The Quote Of The Week - Shocked And Disappointed

"Two recent results from other experiments add to the excitement of Run II. The results from Brookhaven's...

ECFA Workshop: Planning For The High Luminosity LHC

I am spending a few days in Aix Les Bains, a pleasant lakeside resort in the French southwest,...

No Light Dark Matter In ATLAS Search

Yesterday the ATLAS collaboration published the results of a new search for dark matter particles...

Cold Fusion: A Better Study On The Infamous E-Cat

Do you remember the E-Cat ? That is an acronym for "energy catalyzer", the device invented by the...

User picture.
picture for Hank Campbellpicture for Sascha Vongehrpicture for Bente Lilja Byepicture for Johannes Koelmanpicture for Georg von Hippelpicture for Josh Witten
Tommaso DorigoRSS Feed of this column.

I am an experimental particle physicist working with the CMS experiment at CERN. In my spare time I play chess, abuse the piano, and aim my dobson telescope at faint galaxies.... Read More »

The CDF collaboration, which runs one of the two proton-antiproton collider experiments at the Fermi National Accelerator Laboratory since the early eighties, has published hundreds of scienticif papers in the course of its 25 years of operation.

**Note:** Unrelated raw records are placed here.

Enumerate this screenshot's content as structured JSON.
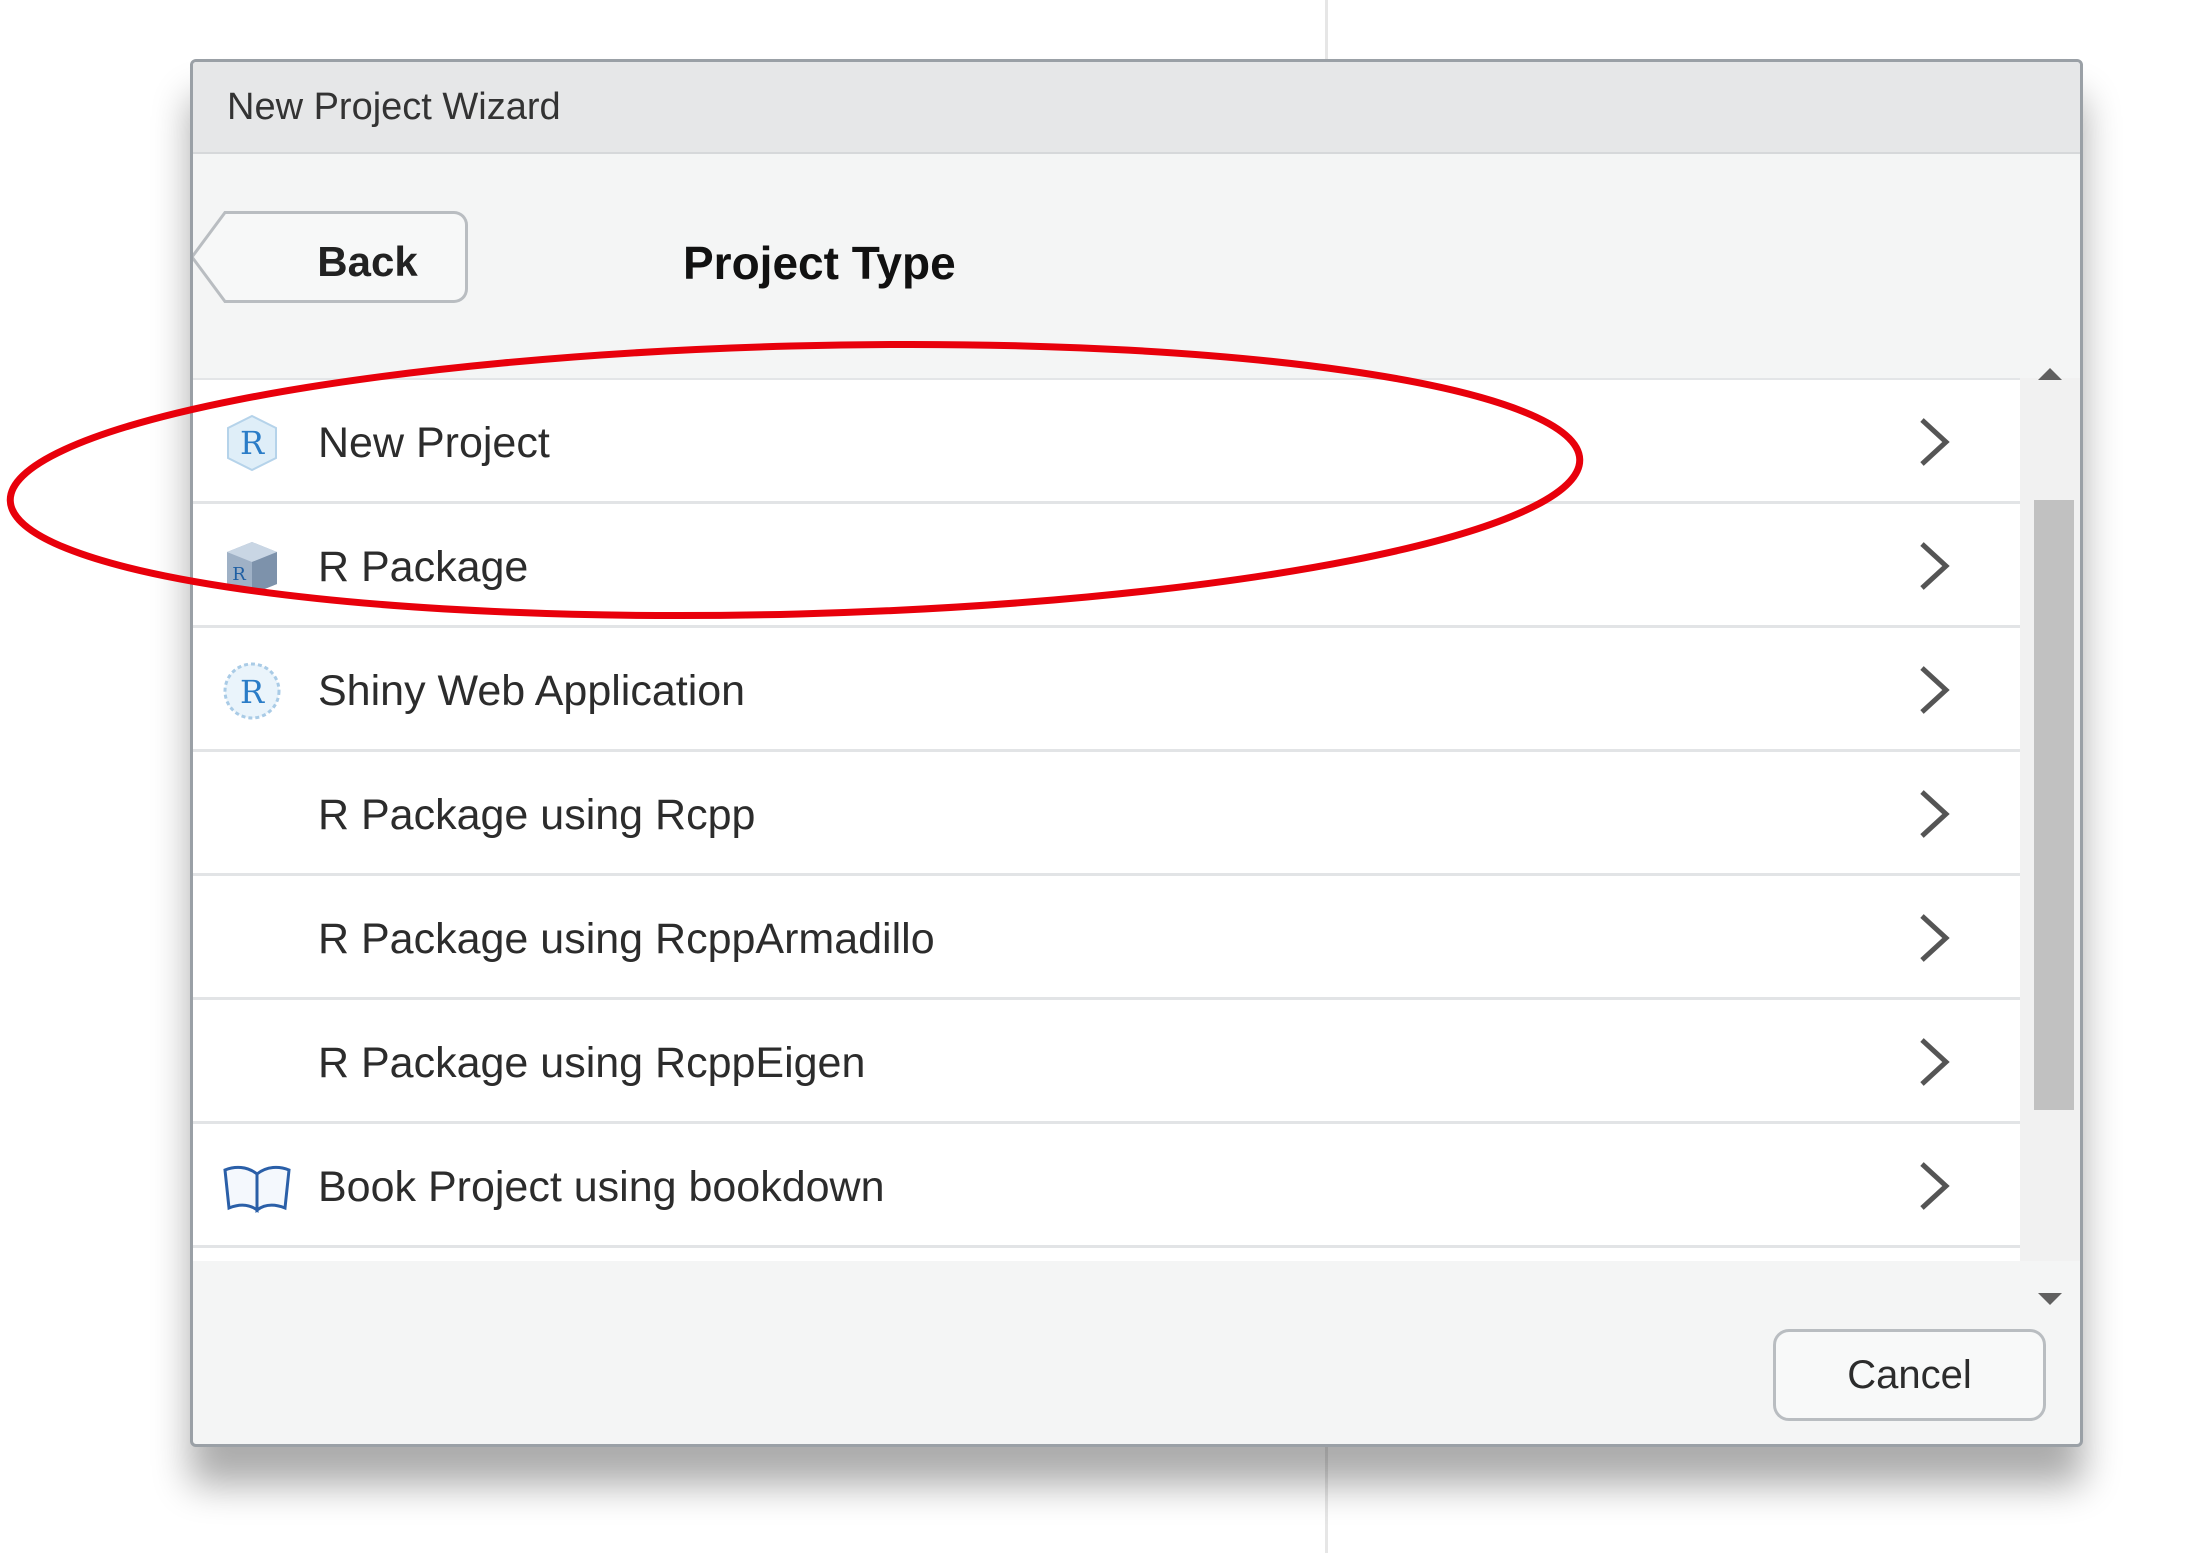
{
  "window": {
    "title": "New Project Wizard"
  },
  "header": {
    "back_label": "Back",
    "heading": "Project Type"
  },
  "project_types": [
    {
      "label": "New Project",
      "icon": "r-project-icon"
    },
    {
      "label": "R Package",
      "icon": "r-package-icon"
    },
    {
      "label": "Shiny Web Application",
      "icon": "shiny-icon"
    },
    {
      "label": "R Package using Rcpp",
      "icon": ""
    },
    {
      "label": "R Package using RcppArmadillo",
      "icon": ""
    },
    {
      "label": "R Package using RcppEigen",
      "icon": ""
    },
    {
      "label": "Book Project using bookdown",
      "icon": "book-icon"
    }
  ],
  "footer": {
    "cancel_label": "Cancel"
  },
  "annotation": {
    "highlight_color": "#e8000b",
    "highlighted_item": "New Project"
  }
}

I believe the number has abundantly surpassed the half-thousand mark, but I am unaware of its exact entity.
On March 8th, international women day, the CMS experiment at CERN will be run almost entirely by women. 32 of the 34 shifts needed to run our experiment will be covered by women scientists of our Collaboration - which counts 588 women overall.

I think this is great news and a very good idea. 588 women scientists are quite an impressive force! And believe me, most of them really do kick ass!!
"Wise men speak because they have something to say; fools because they have to say something."

Yesterday somebody asked me here if I could explain how does a muon really decide when and how to decay. I tried to answer this question succintly in the thread, and later realized that my answer, although not perfectly correct in the physics, was actually not devoid of some didactic power. So I decided to recycle it and make it the subject of an independent post.

Before I come to the discussion of how, exactly, does a muon choose when and how to decay, however, let me make a few points about this fascinating particle, by comparing its phenomenology to that of the electron.
Cannot resist posting the following paperclip, grabbed from a news site this afternoon (it's a Sunday, a critical detail you should not overlook; and this is an Italian newspaper, as should be obvious).

The piece reports news on the Chilean earthquake. Here is a quick-and-dirty translation of the relevant part: "In Conception 350 buried under the rubble. Jackals in action. The government imposes the offside."
The CDF collaboration has recently released new results from a search for what is probably the clearest signature of Higgs boson decay: pairs of high-mass photon candidates. I am very glad to see this new analysis out for publication, since so far only DZERO, CDF's competitor at the Tevatron, had produced results on this particular final state.